Depending on where you live in the world, governments do require workplaces to ensure you are comfortable and ergonomically optimized, but over my career, I’ve found that it’s rarely referenced outside of a gesture toward making sure you use your mouse properly and sitting up straight. Even during my computer science degree, ergonomics, or preventative stretching, wasn’t mentioned once. Working from home becoming common has only hidden that from view even more, and many of us aren’t aware of the risks until it’s too late.
As more of us use computers and other devices for 8 or more hours a day, it’s a topic that’s hard to avoid: many of us are going to experience some form of pain eventually even with the best hardware, and much of it could be prevented if we were given the right tools and education to know what to do about it.

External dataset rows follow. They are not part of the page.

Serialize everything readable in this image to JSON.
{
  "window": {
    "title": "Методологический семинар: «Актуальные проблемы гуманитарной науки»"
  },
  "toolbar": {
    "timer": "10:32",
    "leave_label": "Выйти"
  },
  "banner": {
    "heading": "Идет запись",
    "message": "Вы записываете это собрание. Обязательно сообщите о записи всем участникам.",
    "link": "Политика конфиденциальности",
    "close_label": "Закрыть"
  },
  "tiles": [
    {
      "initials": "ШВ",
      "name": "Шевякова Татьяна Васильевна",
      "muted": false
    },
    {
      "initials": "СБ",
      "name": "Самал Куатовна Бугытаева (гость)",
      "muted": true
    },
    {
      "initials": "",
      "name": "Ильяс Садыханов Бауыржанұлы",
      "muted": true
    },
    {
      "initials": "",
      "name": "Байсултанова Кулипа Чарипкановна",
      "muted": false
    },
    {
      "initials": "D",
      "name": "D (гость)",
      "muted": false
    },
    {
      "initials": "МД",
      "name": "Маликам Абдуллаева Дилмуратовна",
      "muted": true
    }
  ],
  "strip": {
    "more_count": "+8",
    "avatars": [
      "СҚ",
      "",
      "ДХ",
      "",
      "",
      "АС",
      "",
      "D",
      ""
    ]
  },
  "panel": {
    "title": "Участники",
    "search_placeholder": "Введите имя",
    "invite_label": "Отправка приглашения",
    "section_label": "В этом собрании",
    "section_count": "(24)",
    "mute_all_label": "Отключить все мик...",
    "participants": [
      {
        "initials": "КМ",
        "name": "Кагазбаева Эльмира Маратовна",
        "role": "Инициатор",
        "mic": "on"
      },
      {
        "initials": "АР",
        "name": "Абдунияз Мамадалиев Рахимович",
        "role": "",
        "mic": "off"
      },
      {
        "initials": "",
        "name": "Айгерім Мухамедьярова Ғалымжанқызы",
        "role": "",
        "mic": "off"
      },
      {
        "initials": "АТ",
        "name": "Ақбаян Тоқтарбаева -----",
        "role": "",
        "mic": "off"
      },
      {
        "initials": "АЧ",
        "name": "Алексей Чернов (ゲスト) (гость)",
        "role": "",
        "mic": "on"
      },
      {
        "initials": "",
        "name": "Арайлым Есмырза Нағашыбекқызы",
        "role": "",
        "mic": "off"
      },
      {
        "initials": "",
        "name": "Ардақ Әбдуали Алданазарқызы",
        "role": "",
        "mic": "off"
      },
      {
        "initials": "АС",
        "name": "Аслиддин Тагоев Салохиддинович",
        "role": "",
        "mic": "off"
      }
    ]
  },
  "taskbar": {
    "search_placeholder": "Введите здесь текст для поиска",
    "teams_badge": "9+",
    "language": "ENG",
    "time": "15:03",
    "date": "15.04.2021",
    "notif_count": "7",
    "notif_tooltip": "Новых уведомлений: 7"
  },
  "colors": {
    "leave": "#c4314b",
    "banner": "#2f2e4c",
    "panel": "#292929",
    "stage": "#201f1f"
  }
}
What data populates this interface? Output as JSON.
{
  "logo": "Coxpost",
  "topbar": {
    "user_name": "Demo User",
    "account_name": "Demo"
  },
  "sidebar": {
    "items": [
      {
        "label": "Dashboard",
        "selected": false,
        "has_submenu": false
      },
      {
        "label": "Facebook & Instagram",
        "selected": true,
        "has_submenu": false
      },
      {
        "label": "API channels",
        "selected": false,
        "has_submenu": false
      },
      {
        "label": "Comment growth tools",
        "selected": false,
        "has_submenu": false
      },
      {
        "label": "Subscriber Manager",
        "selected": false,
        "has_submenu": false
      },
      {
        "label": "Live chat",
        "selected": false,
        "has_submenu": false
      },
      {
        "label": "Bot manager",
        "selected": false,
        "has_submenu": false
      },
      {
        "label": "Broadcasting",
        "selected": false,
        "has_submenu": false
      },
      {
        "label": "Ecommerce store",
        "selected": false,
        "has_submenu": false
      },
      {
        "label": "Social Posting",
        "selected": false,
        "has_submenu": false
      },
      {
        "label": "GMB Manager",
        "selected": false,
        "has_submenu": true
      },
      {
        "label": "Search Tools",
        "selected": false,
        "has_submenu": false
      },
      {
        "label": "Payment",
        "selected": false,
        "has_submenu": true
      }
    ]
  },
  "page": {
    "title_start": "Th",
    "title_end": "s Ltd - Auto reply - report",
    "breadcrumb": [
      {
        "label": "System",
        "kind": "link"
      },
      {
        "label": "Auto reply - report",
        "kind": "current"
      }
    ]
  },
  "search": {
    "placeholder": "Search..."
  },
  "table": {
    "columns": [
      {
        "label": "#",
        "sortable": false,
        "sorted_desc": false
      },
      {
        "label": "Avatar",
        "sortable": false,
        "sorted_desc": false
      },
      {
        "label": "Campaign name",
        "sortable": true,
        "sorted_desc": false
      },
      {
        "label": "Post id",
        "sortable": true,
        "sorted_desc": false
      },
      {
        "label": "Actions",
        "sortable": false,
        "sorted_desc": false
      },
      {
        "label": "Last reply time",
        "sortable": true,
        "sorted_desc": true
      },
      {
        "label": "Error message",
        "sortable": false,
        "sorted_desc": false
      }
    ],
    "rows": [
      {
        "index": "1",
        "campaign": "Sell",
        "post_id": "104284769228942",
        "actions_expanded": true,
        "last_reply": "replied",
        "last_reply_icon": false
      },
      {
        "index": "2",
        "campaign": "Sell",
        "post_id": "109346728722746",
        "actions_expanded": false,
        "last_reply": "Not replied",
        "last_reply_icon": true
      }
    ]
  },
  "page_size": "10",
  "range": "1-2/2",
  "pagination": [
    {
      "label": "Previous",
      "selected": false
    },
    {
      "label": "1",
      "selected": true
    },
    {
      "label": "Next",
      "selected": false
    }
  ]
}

If I could go back in time and tell myself to stretch regularly, and take computer breaks more often–or to avoid typing in an awful position on the couch all day–I wish I could. I was sort of embarrassed to talk about the pain I experienced before seeing a physical therapist because I thought it was just me, but now I wish I had talked to others sooner–it’s more common among my friend group than I thought, but many of us are quietly dealing with it.
But, I can help you before it’s too late: take a moment to check your desk and chair are the right height, that your keyboard is positioned well, and your mouse isn’t too far away.
Then, set up reminders to take breaks, and actually do it regularly. Get up, shake it off, and do some stretching. Take some of those meetings as a walk. Write notes on paper, instead of with a keyboard. If you experience any pain or numbness, seek a professional straight away, rather than deferring it until it really hurt, like I did. Your body will thank you for it, and you’ll be better off in the long run.
If you’ve suffered from similar pain after the last year of working from home, I’d love to hear what types of stretches, gear, or activities have helped in the replies.